Been invited to a wedding? Check.
Or it’s actually your wedding? Check.
You’re part of the bridal party? Check.
If you’re any of the above, which I’m sure you will be, or will have been at some point in your life you need to read this to gain some important knowledge about the world of wedding ties. Now, there are plenty of options but it’s very easy to get this look wrong and end up looking like you did at the prom, circa 1990 or something.
The most common problems men encounter whilst dressing for events are all to do with accessories. Finding a suit that fits and is well cut can be tricky but is always do-able in the end, accessories, on the other hand, can become a minefield of choice and decisions. I will always remember an uncle of mine at family parties used to wear brightly coloured braces and matching waistcoats. Now, that was amazing then, but it’s no longer 1997 and you don’t want to be the bloke remembered for his awful waistcoat! So listen up for a few quick tips on what to wear surrounding the all-important tie.
Black tie is one of the only dress codes that are pretty self-explanatory to men. There’s no ‘smart-casual’ mystery about it. It’s black and it’s a tie, preferably of the bow variety. One of the deadly sins of black tie, which is sometimes overlooked, is the fact that the waist should be covered, either by a waistcoat or a cummerbund so that there is no white billowy shirt around the waist to draw the eye away from a clean silhouette. As well as looking über dapper, this lengthens the legs and improves your figure.

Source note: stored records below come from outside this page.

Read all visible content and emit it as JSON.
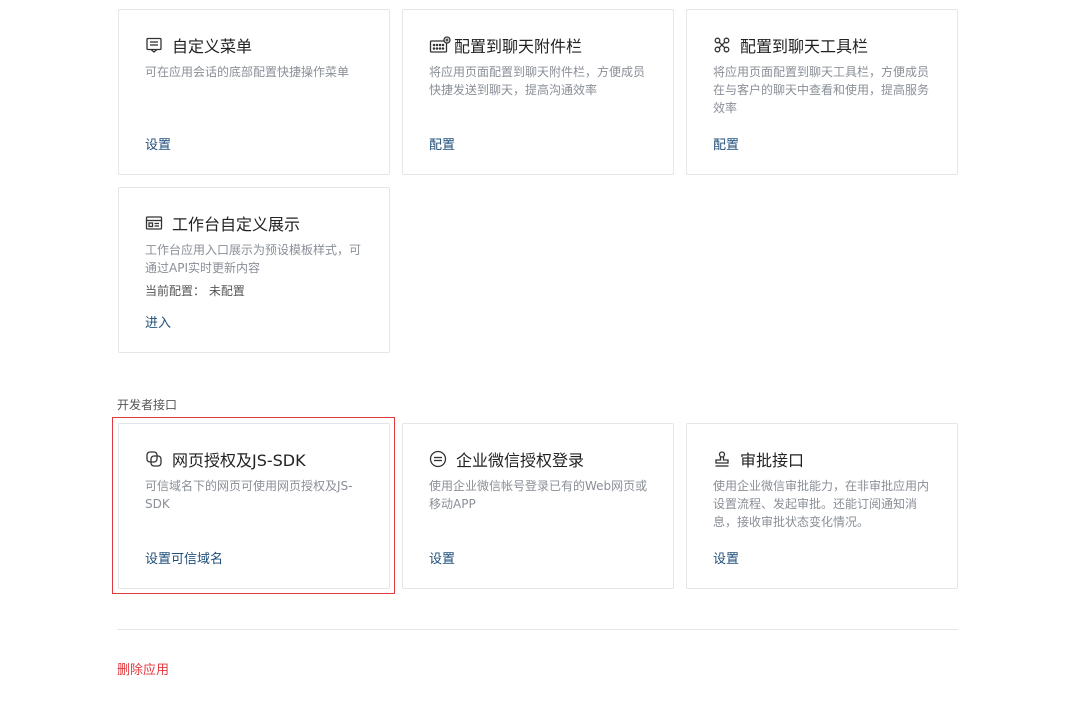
{
  "cards": [
    {
      "title": "自定义菜单",
      "icon": "menu-list-icon",
      "description": "可在应用会话的底部配置快捷操作菜单",
      "link": "设置"
    },
    {
      "title": "配置到聊天附件栏",
      "icon": "chat-attachment-icon",
      "description": "将应用页面配置到聊天附件栏，方便成员快捷发送到聊天，提高沟通效率",
      "link": "配置"
    },
    {
      "title": "配置到聊天工具栏",
      "icon": "chat-toolbar-icon",
      "description": "将应用页面配置到聊天工具栏，方便成员在与客户的聊天中查看和使用，提高服务效率",
      "link": "配置"
    },
    {
      "title": "工作台自定义展示",
      "icon": "workbench-display-icon",
      "description": "工作台应用入口展示为预设模板样式，可通过API实时更新内容",
      "meta": "当前配置：  未配置",
      "link": "进入"
    }
  ],
  "developer_section": {
    "label": "开发者接口",
    "cards": [
      {
        "title": "网页授权及JS-SDK",
        "icon": "web-auth-icon",
        "description": "可信域名下的网页可使用网页授权及JS-SDK",
        "link": "设置可信域名"
      },
      {
        "title": "企业微信授权登录",
        "icon": "wecom-login-icon",
        "description": "使用企业微信帐号登录已有的Web网页或移动APP",
        "link": "设置"
      },
      {
        "title": "审批接口",
        "icon": "approval-stamp-icon",
        "description": "使用企业微信审批能力，在非审批应用内设置流程、发起审批。还能订阅通知消息，接收审批状态变化情况。",
        "link": "设置"
      }
    ]
  },
  "footer": {
    "delete_label": "删除应用"
  },
  "colors": {
    "link": "#1f4e79",
    "danger": "#e0393e",
    "border": "#e3e5e8"
  }
}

So, if you’re attending a black tie wedding, grab your ‘crumb-catcher’, better known to the fashion industry as the cummerbund and pair it with matching bow tie. You wouldn’t catch Daniel Craig in a cummerbund with a normal tie would you? So if the cummerbund is coming out, it’s a bow tie to go with it. As far as colours, go classic in black or navy, it’s a failsafe and is designed to create a contrast with the crisp whiteness of your shirt, hence the dark colours. As far as the actual bow tie goes; it shouldn’t really be worn alone; it’s too small to just hang about at the top of a shirt on its own. It gets lonely and needs a V-neck sweater, if worn in a casual setting, a waistcoat or a cummerbund for company at a more formal event.
As far as cravats go, we’re entering a whole new wedding tie territory here. Cravats invite a waistcoat to be worn with it, ideally. If it’s a summer wedding and you’re worried about over-heating you can remove your jacket after the ceremony but a cravat must be worn with a waistcoat otherwise, like a bow tie it’ll look lost without one.
So, those are the golden rules of wedding ties and accessories that go with them. Now you know, there’s no excuse to go wearing a cravat on its own or a skinny tie with a cummerbund is there?
Wedding Ties are available at DQT: http://www.dqt.co.uk/wedding-ties.html